It's not a stretch to say President Trump and his administration have created new levels of fear for the immigrant community. His policies suggest that immigrants aren't welcome — from the travel and immigration ban enacted (and subsequently blocked in court) in the early days of his presidency, to expanding efforts to detain and deport undocumented immigrants, to the roll back of an Obama-era measure aimed at protecting undocumented parents. The nationalistic and xenophobic rhetoric he sometimes employs, which has contributed to a barrage of hateful incidents, sends the same message.
But despite all of this, activists and allies are not giving up. The phrase "I stand with immigrants" is resonating now louder than ever. Among those standing their ground on behalf of immigrants is Broad City's Ilana Glazer — and she thinks you should be an ally, too.
Glazer has been busy promoting her new film, Rough Night, and the new season of Broad City (in which President Trump's name will be bleeped). But at some point, she also made the time to join this year's I Am An Immigrant campaign. In a campaign video celebrating Immigrant Heritage Month, Glazer appears alongside stars such as Jason Sudeikis, America Ferrera, Uzo Aduba, and George Takei. The ad was directed by Colombian actress and director Paola Mendoza, and everyone recites the poem "I stand, Because I am…" written by Tony-award winning poet Lemon Anderson.

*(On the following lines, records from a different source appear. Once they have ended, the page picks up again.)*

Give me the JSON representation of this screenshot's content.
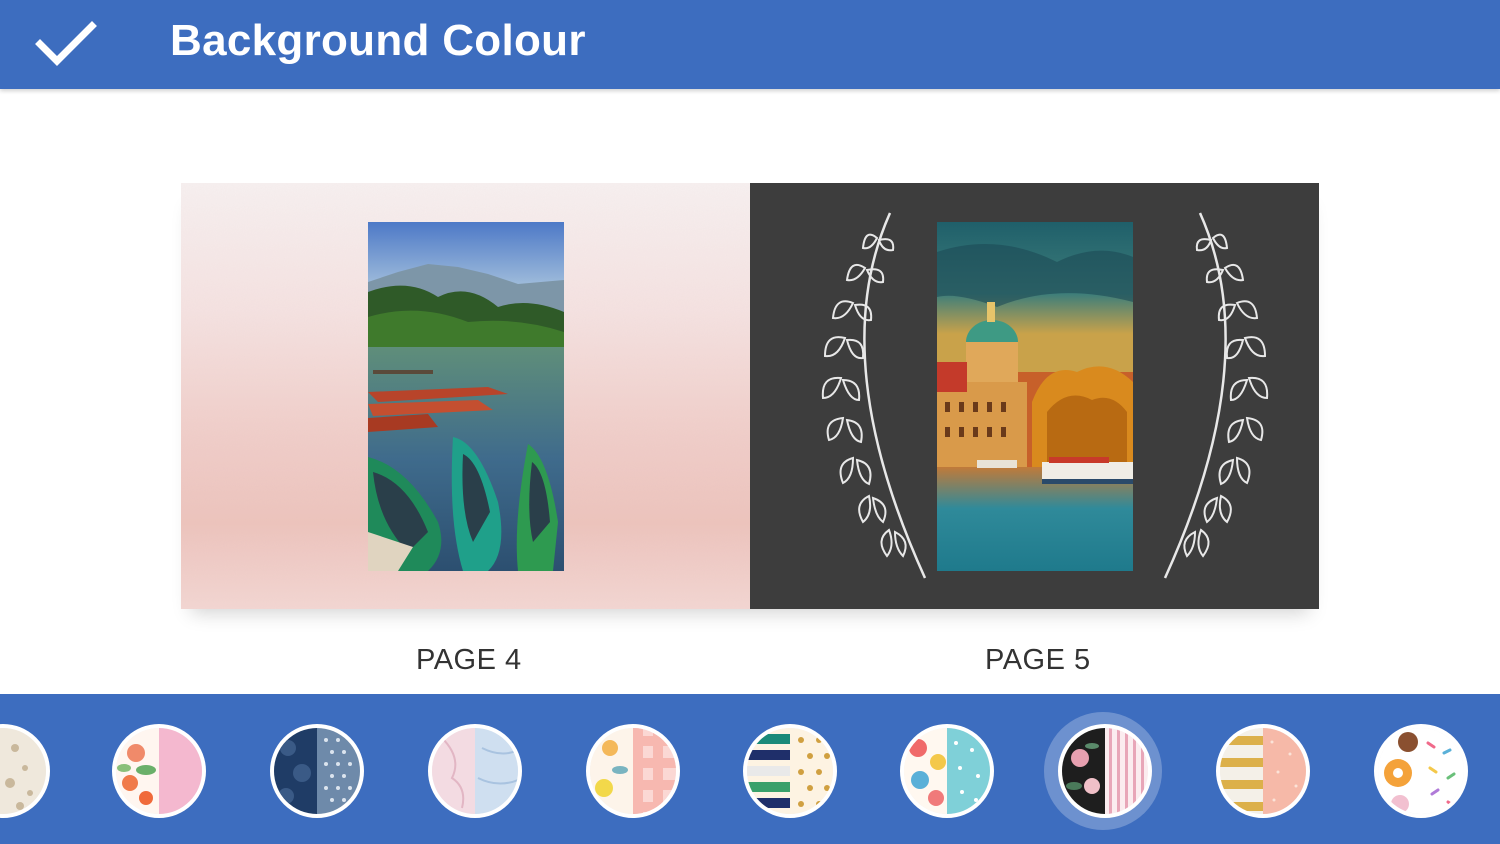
{
  "header": {
    "title": "Background Colour",
    "confirm_icon": "check-icon"
  },
  "pages": [
    {
      "label": "PAGE 4",
      "background": "pink-watercolor",
      "photo": "lake-boats-photo"
    },
    {
      "label": "PAGE 5",
      "background": "dark-chalkboard-laurel",
      "photo": "city-river-photo"
    }
  ],
  "colors": {
    "accent": "#3d6dbf",
    "text": "#333333",
    "white": "#ffffff"
  },
  "swatches": [
    {
      "name": "swatch-floral-cream",
      "selected": false
    },
    {
      "name": "swatch-pink-floral",
      "selected": false
    },
    {
      "name": "swatch-navy-dots",
      "selected": false
    },
    {
      "name": "swatch-pink-blue-marble",
      "selected": false
    },
    {
      "name": "swatch-floral-gingham",
      "selected": false
    },
    {
      "name": "swatch-stripes-dots",
      "selected": false
    },
    {
      "name": "swatch-colorful-dots",
      "selected": false
    },
    {
      "name": "swatch-dark-floral-stripes",
      "selected": true
    },
    {
      "name": "swatch-gold-peach",
      "selected": false
    },
    {
      "name": "swatch-donuts-sprinkles",
      "selected": false
    }
  ]
}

Glazer also made time to speak with Refinery29 about why she believes everyone should support immigrants in the United States, one simple yet powerful way we can be allies, and what her message would be for young immigrants living in the era of Trump.
The rights and the freedoms that we have in this country are too good not to share.
Why do you think people should be supportive of the immigrant community?
"I think people should be supportive of immigrants because that is what our country was founded upon.
"The core value of our country is intended to be that every man is created equal — I like to think that every human is created equal — but I think that really includes immigrants and people of all socioeconomic classes in our country.
"Supporting immigrants is the most patriotic, most originalist that we could be regarding the Constitution. I just think that the rights and the freedoms that we have in this country are too good not to share. We founded ourselves upon that concept that we were sharing them, so just all of the sudden take them back — that’s not only unfair to me, like unjust, but I’m also like, ‘That’s not even mutually beneficial.’ I genuinely believe that the more freedom we share with people who want to be American the more we stand to profit."
What is a way we can be allies to the immigrant community?
“Where I grew up was not very diverse, it was a pretty homogenous population. And, you know, I witnessed a lot of racism and homophobia. I think that defending people, defending humans, in the moment is the simplest and most direct way to make an impact, to let an immigrant know that you’re an ally.
“It’s just really hard to move to another country and build a life! But you don’t have to have gone through something like that to have empathy. The sort of micro-defense of immigrants in your own community can really make a difference.”
What would you tell a young immigrant at this point in time?
"I would say, 'Be proud of where you come from because it will continue to shape who you are.' In the crazy political landscape we are in now, part of me is also like, 'Be careful. Be sure that you treat your body and your space as a precious thing.'
"And if you’re a young immigrant and you’re here contributing to this country, maybe not every American knows how [to] thank you, but I wanna say 'thank you.' Our country was built on diversity and thrives in diverse ideas, diverse cultures, and even though some people are afraid of change in this way, I really think that at least half the country knows that’s why America is so great."
Any final thoughts?
"I really appreciate Paola [Mendoza] making space for immigrants in her video, but also for people who were born here, also for white people to have the place to say 'I stand with immigrants.'
"White people are feeling really weird in this country, and [so are other] people born in America. I think that there’s obviously a weird shift and upheaval happening from the top down, starting with the president, so it’s more — than ever important — to show that you’re an ally.
"I think it’s more important now to really go out and say it: 'I believe in no racism, I believe in equality, I stand with immigrants.' It’s more important now that we’re vocal."
This interview has been edited and condensed.